▽
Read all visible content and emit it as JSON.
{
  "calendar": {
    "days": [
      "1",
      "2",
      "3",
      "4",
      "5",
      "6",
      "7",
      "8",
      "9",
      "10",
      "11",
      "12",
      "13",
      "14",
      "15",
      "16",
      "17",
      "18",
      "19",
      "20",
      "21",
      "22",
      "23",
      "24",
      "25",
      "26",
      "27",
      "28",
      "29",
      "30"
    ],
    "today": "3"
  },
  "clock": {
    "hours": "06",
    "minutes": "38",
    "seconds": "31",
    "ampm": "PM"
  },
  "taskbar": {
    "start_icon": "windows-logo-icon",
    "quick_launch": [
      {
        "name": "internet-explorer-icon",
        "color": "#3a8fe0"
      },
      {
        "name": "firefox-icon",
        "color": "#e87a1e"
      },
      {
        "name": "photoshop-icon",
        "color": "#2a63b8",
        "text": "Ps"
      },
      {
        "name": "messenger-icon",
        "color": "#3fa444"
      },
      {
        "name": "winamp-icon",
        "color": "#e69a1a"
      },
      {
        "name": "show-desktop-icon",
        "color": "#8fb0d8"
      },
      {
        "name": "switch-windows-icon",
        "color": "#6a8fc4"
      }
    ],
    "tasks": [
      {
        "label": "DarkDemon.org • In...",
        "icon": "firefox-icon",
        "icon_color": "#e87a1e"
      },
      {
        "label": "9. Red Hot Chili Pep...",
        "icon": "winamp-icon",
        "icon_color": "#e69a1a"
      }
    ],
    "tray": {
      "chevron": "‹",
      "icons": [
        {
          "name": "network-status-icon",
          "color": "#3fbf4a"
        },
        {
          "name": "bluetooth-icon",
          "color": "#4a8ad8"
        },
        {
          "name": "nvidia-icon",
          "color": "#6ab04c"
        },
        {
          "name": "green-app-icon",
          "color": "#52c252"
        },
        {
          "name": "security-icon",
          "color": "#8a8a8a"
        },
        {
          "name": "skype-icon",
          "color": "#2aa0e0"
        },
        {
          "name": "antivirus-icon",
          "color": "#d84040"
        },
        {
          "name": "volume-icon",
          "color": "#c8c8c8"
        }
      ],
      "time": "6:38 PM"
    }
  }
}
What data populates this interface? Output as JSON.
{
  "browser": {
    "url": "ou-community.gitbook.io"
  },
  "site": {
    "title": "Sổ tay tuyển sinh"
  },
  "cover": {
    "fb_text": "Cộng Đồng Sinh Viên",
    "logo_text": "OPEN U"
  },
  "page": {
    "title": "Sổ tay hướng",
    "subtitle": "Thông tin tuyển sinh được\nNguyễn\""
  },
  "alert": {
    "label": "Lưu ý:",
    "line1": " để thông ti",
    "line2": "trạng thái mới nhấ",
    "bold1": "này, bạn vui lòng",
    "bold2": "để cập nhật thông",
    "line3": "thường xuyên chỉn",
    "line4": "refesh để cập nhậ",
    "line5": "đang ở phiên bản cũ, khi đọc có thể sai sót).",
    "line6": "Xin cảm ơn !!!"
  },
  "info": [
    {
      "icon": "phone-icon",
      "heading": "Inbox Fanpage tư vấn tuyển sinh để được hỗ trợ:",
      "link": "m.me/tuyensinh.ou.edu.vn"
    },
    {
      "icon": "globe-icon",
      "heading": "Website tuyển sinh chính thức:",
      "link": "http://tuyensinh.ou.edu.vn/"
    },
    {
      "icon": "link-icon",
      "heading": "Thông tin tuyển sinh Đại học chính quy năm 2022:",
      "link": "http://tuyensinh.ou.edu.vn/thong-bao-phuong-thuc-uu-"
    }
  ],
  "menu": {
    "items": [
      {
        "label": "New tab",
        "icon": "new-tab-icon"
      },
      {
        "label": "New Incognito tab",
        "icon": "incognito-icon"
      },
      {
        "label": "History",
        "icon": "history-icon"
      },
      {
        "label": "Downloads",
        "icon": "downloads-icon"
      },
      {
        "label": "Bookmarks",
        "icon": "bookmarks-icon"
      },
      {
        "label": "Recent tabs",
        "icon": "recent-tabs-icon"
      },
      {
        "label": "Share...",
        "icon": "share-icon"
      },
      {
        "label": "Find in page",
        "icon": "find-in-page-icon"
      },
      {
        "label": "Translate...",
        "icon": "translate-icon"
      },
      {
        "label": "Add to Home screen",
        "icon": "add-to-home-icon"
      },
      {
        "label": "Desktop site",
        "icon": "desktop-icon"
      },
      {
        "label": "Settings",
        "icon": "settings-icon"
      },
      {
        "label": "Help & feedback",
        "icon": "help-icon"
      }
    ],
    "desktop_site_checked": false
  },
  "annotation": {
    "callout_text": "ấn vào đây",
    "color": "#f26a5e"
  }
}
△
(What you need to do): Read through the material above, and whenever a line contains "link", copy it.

(Exercise answer):
      "link": "m.me/tuyensinh.ou.edu.vn"
      "link": "http://tuyensinh.ou.edu.vn/"
      "icon": "link-icon",
      "link": "http://tuyensinh.ou.edu.vn/thong-bao-phuong-thuc-uu-"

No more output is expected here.